    Here are some absolutely harrowing photos of the devastation: link.

    And a dash-cam video from one of the evacuees, along with an account of his experience and a map of the burned areas of the city: link. (more videos here)

    Here is the live-blogging stream of the CBC if you want to follow along: link.

    The CBC Edmonton home page has many many stories about the fire, including many accounts of courage, resourcefulness, generosity, and kindness: link. And of course other media sources such as Global and CTV (television); Edmonton Journal and Calgary Herald (city/provincial newspapers); and the Globe and Mail and the National Post (national newspapers) all have coverage too.

    Two more pieces that stood out to me amongst the many I’ve read the past few days: one about donations being collected in Lac-Mégantic (a train carrying 72 tanker cars of crude oil exploded in the downtown of this Québec city in 2013); and a photo of fire fighters resting for the first time in 30 hours.

  25. 25
    nobody.really says:

    What are Trump’s chances of victory?
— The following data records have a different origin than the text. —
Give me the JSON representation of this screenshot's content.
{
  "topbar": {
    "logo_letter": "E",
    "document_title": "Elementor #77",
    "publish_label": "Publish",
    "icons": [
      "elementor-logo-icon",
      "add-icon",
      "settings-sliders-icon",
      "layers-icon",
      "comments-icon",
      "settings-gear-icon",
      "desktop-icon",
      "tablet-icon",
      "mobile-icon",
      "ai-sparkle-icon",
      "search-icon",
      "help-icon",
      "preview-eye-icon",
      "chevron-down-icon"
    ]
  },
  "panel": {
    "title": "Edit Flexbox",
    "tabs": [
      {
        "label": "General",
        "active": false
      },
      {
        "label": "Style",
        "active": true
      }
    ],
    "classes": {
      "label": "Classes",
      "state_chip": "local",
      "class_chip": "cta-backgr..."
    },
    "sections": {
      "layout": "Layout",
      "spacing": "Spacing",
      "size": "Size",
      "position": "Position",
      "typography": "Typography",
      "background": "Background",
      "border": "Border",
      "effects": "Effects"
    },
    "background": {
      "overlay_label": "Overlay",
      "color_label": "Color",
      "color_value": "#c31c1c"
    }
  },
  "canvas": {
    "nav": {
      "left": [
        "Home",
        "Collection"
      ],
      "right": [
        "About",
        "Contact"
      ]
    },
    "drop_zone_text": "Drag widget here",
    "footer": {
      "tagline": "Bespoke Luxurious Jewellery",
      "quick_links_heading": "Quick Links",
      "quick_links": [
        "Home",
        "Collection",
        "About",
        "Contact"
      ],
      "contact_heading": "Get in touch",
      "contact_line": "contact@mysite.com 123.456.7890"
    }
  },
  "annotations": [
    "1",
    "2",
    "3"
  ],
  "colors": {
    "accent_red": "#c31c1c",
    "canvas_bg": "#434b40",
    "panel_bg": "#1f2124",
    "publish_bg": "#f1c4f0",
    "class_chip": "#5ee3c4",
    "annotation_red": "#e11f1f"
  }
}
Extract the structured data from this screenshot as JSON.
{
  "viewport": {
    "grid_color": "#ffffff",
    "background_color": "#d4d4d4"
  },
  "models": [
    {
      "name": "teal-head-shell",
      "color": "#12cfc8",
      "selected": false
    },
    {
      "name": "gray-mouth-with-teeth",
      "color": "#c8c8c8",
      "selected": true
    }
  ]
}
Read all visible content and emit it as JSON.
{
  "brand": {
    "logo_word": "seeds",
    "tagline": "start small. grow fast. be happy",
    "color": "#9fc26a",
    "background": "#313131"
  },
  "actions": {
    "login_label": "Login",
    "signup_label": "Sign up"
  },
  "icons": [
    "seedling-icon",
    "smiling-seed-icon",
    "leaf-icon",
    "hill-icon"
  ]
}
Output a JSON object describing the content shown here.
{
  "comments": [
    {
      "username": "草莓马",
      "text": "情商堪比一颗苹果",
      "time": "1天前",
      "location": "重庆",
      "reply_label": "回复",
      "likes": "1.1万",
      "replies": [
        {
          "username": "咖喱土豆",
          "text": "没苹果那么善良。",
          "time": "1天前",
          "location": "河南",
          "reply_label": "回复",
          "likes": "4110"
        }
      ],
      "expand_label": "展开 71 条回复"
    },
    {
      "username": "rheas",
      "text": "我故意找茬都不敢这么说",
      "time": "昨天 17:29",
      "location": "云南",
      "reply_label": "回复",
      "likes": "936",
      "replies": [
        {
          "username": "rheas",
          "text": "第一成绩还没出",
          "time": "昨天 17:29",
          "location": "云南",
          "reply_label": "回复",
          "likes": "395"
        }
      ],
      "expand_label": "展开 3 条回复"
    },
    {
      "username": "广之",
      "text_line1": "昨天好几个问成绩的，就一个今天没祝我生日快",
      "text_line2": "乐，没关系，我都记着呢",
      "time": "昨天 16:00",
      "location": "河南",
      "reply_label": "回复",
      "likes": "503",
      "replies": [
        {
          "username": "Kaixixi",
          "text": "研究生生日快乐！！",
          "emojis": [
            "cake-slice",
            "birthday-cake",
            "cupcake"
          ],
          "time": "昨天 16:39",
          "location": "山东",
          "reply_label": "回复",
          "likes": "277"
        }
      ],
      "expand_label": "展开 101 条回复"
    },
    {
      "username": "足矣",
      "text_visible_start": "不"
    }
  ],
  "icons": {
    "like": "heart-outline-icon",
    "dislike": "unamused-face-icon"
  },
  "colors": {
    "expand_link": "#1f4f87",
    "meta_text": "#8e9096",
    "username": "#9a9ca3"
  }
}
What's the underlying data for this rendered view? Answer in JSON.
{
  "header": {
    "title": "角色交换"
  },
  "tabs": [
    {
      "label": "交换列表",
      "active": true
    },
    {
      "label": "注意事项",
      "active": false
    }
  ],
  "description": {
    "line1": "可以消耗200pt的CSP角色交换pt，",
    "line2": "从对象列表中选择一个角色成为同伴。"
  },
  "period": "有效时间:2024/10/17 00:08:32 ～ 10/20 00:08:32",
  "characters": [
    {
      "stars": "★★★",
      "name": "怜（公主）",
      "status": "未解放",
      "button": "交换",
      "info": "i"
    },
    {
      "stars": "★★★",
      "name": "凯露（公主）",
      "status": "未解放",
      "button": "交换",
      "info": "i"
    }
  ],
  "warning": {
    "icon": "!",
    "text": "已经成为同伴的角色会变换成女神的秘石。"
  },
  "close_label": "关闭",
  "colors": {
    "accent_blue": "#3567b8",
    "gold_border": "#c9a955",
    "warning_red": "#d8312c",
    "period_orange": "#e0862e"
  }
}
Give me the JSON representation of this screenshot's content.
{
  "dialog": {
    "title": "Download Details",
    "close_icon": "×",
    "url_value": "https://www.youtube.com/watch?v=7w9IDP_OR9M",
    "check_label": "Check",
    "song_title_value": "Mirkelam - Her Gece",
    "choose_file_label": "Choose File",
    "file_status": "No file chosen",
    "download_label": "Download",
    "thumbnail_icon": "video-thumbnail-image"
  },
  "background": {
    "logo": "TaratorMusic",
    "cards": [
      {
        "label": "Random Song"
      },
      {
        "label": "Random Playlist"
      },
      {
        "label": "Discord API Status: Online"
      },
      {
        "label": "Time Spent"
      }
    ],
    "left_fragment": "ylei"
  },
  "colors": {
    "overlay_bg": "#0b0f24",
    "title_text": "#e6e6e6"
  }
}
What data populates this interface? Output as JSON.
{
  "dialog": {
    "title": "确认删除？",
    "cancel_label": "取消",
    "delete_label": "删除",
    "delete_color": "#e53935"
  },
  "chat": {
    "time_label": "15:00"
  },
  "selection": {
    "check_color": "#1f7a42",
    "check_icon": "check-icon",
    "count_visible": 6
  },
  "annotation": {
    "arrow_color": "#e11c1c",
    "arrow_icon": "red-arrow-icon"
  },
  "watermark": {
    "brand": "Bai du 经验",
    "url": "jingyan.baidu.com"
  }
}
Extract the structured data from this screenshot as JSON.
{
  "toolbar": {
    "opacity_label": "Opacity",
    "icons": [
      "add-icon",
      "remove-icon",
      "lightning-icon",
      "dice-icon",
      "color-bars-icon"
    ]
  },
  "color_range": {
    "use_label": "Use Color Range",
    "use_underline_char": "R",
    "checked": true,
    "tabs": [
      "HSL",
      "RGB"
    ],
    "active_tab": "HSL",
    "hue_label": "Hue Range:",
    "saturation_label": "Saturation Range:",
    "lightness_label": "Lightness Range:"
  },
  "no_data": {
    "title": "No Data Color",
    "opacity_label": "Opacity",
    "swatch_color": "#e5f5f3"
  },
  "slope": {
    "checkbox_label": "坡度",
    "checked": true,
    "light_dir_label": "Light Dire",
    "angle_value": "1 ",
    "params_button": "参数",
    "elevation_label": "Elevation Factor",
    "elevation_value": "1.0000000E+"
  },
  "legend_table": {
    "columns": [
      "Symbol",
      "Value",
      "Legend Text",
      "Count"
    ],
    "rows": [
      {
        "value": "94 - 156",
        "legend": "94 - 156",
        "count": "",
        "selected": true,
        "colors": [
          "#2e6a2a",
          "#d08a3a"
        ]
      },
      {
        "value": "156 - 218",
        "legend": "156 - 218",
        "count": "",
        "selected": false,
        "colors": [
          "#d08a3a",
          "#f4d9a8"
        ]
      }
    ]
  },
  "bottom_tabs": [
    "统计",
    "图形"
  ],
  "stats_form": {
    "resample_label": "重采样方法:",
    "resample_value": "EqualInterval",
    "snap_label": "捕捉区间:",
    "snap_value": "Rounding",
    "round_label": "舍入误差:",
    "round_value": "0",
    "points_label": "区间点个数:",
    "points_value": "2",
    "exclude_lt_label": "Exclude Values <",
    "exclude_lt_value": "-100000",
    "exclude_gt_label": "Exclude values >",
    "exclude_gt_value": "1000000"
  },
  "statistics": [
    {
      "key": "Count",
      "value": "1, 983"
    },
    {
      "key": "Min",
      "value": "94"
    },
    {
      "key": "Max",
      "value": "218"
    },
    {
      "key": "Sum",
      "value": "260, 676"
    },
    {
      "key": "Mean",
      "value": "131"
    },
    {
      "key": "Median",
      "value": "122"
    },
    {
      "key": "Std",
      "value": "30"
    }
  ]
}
We’ll have a new measure tomorrow.

    That because Trump just proposed to reduce the national debt by persuading the holders of US bonds to accept something less than full payment.

    Today, people lend money to the Feds on very low terms because they anticipate that there’s no risk. Once Trump’s in office, all bets are off. How much will it cost to finance the national debt then? There’s no telling — but presumably investors will demand a higher return to compensate them for the added risk. Unless they don’t think there will be any added risk because they don’t think Trump could ever get elected.

    So check bond rates tomorrow. If they don’t rise, that tells you that the investor class is persuaded that Trump has no chance of victory.

  26. 26
    Ampersand says:

    Trump’s Comments on U.S. Debt Seen as Non-Starter by Bond Market – Bloomberg

    So Bond rates did rise, but it’s hard to tell how much of that is that investors don’t expect Trump to win, and how much is that they simply don’t take what he says seriously. As the article notes, one of Trump’s people has already “walked back” Trump’s comments.

  27. 27
    nobody.really says:

    Trade is good. International trade is good. Classical economics says so. The only people who dispute this are Trump-induced demagogues.

    Yeah, admittedly, Nobel-laureate economist Paul Krugman argues that the benefits of international trade are exaggerated and the costs minimized:

    [M]uch of the elite defense of globalization is basically dishonest: false claims of inevitability, scare tactics (protectionism causes depressions!), vastly exaggerated claims for the benefits of trade liberalization and the costs of protection, hand-waving away the large distributional effects that are what standard models actually predict. I hope, by the way, that I haven’t done any of that; I think I’ve always been clear that the gains from globalization aren’t all that (here’s a back-of-the-envelope on the gains from hyperglobalization — only part of which can be attributed to policy — that is less than 5 percent of world GDP over a generation)….

    And, admittedly, classical economics doesn’t account for externalities. US domestic public policy does attempt to correct for externalities through, for example, establishing labor and environmental standards. When the US trades with foreign entities, domestic firms that must conform to US labor and environmental standards are at a disadvantage relative to foreign firms that don’t have to conform to such standards.

    Fortunately, the US can demand that foreign entities conform to strict labor and environmental standards through the negotiation of international trade deals. And foreign entities so eager to do trade in the US that they’ll accede to US demands. That way, everyone gets the benefits of free trade AND labor/environmental standards.

    Uh oh — Greenpeace Netherlands released leaked US trade documents purporting to show that in negotiating international trade deals, the US has been trying to weaken, not strengthen, environmental and labor standards.

    Well … crap.

    That’s the problem with demagogues: They’re so unreliable. You can count on them to be unreasonable, but you can’t count on them to be wrong.